* Problem requirements
Nothing except the pictures should be left out when you reproduce the listing exactly.

= = =

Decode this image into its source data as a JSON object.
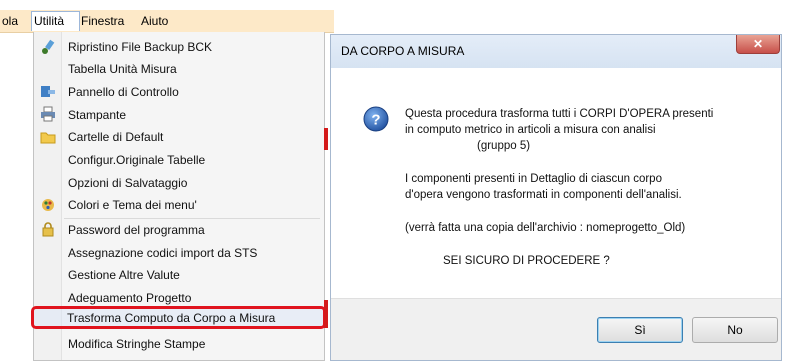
{
  "menubar": {
    "items": [
      "ola",
      "Utilità",
      "Finestra",
      "Aiuto"
    ]
  },
  "menu": {
    "items": [
      {
        "label": "Ripristino File Backup BCK",
        "icon": "restore-icon"
      },
      {
        "label": "Tabella Unità Misura",
        "icon": ""
      },
      {
        "label": "Pannello di Controllo",
        "icon": "control-panel-icon"
      },
      {
        "label": "Stampante",
        "icon": "printer-icon"
      },
      {
        "label": "Cartelle di Default",
        "icon": "folder-icon"
      },
      {
        "label": "Configur.Originale Tabelle",
        "icon": ""
      },
      {
        "label": "Opzioni di Salvataggio",
        "icon": ""
      },
      {
        "label": "Colori e Tema dei menu'",
        "icon": "palette-icon"
      },
      {
        "label": "Password  del programma",
        "icon": "lock-icon"
      },
      {
        "label": "Assegnazione codici import da STS",
        "icon": ""
      },
      {
        "label": "Gestione Altre Valute",
        "icon": ""
      },
      {
        "label": "Adeguamento Progetto",
        "icon": ""
      },
      {
        "label": "Trasforma Computo da Corpo a Misura",
        "icon": "",
        "highlighted": true
      },
      {
        "label": "Modifica Stringhe Stampe",
        "icon": ""
      }
    ]
  },
  "dialog": {
    "title": "DA CORPO A MISURA",
    "close": "✕",
    "icon": "question-icon",
    "lines": [
      "Questa procedura trasforma tutti i CORPI D'OPERA presenti",
      "in computo metrico in articoli a misura con analisi",
      "(gruppo 5)",
      "I componenti presenti in Dettaglio di ciascun corpo",
      "d'opera vengono trasformati in componenti dell'analisi.",
      "(verrà fatta una copia dell'archivio : nomeprogetto_Old)",
      "SEI SICURO DI PROCEDERE ?"
    ],
    "yes_label": "Sì",
    "no_label": "No"
  },
  "colors": {
    "menubar_bg": "#fde9c8",
    "highlight_border": "#e0141e",
    "dialog_title_bg": "#d6e3f2",
    "close_button": "#c7504a",
    "question_icon": "#2b5fb4"
  }
}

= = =

* Response to this task
Decode this image into its source data as a JSON object.
{
  "menubar": {
    "items": [
      "ola",
      "Utilità",
      "Finestra",
      "Aiuto"
    ]
  },
  "menu": {
    "items": [
      {
        "label": "Ripristino File Backup BCK",
        "icon": "restore-icon"
      },
      {
        "label": "Tabella Unità Misura",
        "icon": ""
      },
      {
        "label": "Pannello di Controllo",
        "icon": "control-panel-icon"
      },
      {
        "label": "Stampante",
        "icon": "printer-icon"
      },
      {
        "label": "Cartelle di Default",
        "icon": "folder-icon"
      },
      {
        "label": "Configur.Originale Tabelle",
        "icon": ""
      },
      {
        "label": "Opzioni di Salvataggio",
        "icon": ""
      },
      {
        "label": "Colori e Tema dei menu'",
        "icon": "palette-icon"
      },
      {
        "label": "Password  del programma",
        "icon": "lock-icon"
      },
      {
        "label": "Assegnazione codici import da STS",
        "icon": ""
      },
      {
        "label": "Gestione Altre Valute",
        "icon": ""
      },
      {
        "label": "Adeguamento Progetto",
        "icon": ""
      },
      {
        "label": "Trasforma Computo da Corpo a Misura",
        "icon": "",
        "highlighted": true
      },
      {
        "label": "Modifica Stringhe Stampe",
        "icon": ""
      }
    ]
  },
  "dialog": {
    "title": "DA CORPO A MISURA",
    "close": "✕",
    "icon": "question-icon",
    "lines": [
      "Questa procedura trasforma tutti i CORPI D'OPERA presenti",
      "in computo metrico in articoli a misura con analisi",
      "(gruppo 5)",
      "I componenti presenti in Dettaglio di ciascun corpo",
      "d'opera vengono trasformati in componenti dell'analisi.",
      "(verrà fatta una copia dell'archivio : nomeprogetto_Old)",
      "SEI SICURO DI PROCEDERE ?"
    ],
    "yes_label": "Sì",
    "no_label": "No"
  },
  "colors": {
    "menubar_bg": "#fde9c8",
    "highlight_border": "#e0141e",
    "dialog_title_bg": "#d6e3f2",
    "close_button": "#c7504a",
    "question_icon": "#2b5fb4"
  }
}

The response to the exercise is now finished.